## Required action
Search the records below for the string "arrow" and copy each line where it turns up.

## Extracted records
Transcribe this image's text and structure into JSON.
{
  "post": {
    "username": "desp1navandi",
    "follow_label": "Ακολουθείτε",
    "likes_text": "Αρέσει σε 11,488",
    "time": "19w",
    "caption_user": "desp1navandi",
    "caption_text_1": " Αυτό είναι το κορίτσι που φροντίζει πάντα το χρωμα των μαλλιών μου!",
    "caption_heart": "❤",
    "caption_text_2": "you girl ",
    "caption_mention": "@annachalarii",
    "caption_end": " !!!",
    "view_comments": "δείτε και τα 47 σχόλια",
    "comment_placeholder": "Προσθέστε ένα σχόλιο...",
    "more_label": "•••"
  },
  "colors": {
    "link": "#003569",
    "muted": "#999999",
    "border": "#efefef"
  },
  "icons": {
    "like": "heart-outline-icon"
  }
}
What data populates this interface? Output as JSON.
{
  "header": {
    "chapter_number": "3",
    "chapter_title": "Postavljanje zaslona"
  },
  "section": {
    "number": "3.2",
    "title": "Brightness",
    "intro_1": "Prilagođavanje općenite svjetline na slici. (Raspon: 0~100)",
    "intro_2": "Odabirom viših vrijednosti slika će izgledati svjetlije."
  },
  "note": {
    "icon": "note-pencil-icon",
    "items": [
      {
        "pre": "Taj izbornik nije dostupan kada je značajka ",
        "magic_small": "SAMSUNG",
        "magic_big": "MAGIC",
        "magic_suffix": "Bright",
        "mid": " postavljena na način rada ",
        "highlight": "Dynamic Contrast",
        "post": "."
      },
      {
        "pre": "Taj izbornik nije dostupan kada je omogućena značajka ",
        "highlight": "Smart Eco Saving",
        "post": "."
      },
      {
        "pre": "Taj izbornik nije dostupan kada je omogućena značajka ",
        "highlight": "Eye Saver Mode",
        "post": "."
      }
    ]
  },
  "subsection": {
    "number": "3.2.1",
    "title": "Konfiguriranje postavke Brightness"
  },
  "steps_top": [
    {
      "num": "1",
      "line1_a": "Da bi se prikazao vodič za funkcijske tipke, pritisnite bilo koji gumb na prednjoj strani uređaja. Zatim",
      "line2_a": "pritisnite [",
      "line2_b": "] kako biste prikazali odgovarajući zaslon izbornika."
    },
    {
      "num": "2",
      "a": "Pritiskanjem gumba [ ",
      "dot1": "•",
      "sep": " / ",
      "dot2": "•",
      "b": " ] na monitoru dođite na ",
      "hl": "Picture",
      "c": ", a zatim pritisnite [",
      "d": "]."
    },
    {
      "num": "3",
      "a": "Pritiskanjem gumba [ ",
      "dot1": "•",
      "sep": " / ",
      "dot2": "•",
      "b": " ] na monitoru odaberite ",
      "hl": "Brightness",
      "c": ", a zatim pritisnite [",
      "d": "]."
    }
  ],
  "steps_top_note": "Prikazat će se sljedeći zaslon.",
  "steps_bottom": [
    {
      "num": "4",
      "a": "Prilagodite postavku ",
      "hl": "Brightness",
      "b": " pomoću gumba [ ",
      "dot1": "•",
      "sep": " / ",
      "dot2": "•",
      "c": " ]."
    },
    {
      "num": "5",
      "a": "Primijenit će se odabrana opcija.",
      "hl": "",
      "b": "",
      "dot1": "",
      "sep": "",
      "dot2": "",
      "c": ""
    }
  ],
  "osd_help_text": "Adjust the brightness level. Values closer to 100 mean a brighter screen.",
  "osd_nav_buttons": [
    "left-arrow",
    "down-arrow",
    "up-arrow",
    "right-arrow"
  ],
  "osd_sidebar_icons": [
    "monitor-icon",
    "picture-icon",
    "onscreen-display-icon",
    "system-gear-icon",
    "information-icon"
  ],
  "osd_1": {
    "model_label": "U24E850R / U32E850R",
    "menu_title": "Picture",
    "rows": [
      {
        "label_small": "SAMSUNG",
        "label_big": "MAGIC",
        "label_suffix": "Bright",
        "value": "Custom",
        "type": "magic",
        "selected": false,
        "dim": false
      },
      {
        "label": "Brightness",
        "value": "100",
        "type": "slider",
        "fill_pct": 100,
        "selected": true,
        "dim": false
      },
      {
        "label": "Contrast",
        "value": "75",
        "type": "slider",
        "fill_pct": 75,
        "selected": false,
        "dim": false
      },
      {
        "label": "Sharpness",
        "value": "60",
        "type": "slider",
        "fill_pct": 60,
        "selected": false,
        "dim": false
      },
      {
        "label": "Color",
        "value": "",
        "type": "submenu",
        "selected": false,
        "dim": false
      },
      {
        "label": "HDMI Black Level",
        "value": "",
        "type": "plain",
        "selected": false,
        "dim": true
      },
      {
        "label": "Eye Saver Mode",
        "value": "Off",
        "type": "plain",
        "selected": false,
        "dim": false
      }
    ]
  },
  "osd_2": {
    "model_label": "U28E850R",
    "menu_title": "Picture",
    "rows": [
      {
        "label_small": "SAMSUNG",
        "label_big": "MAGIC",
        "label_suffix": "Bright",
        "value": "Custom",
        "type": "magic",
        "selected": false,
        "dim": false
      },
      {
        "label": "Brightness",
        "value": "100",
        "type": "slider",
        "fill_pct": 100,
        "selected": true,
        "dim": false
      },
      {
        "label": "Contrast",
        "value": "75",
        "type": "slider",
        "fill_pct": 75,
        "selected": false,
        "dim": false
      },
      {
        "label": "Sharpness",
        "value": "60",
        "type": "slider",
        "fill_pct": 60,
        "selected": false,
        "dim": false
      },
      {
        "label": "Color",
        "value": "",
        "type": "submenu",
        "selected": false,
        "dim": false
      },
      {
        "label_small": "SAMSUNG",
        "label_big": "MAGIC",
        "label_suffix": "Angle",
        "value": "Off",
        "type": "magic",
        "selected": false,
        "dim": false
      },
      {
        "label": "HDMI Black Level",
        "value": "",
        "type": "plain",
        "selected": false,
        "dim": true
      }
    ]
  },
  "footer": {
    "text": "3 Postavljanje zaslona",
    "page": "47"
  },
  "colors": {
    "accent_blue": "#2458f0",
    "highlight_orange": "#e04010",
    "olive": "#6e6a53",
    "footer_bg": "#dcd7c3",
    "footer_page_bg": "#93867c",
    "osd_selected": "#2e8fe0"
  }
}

## Response box
    "left-arrow",
    "down-arrow",
    "up-arrow",
    "right-arrow"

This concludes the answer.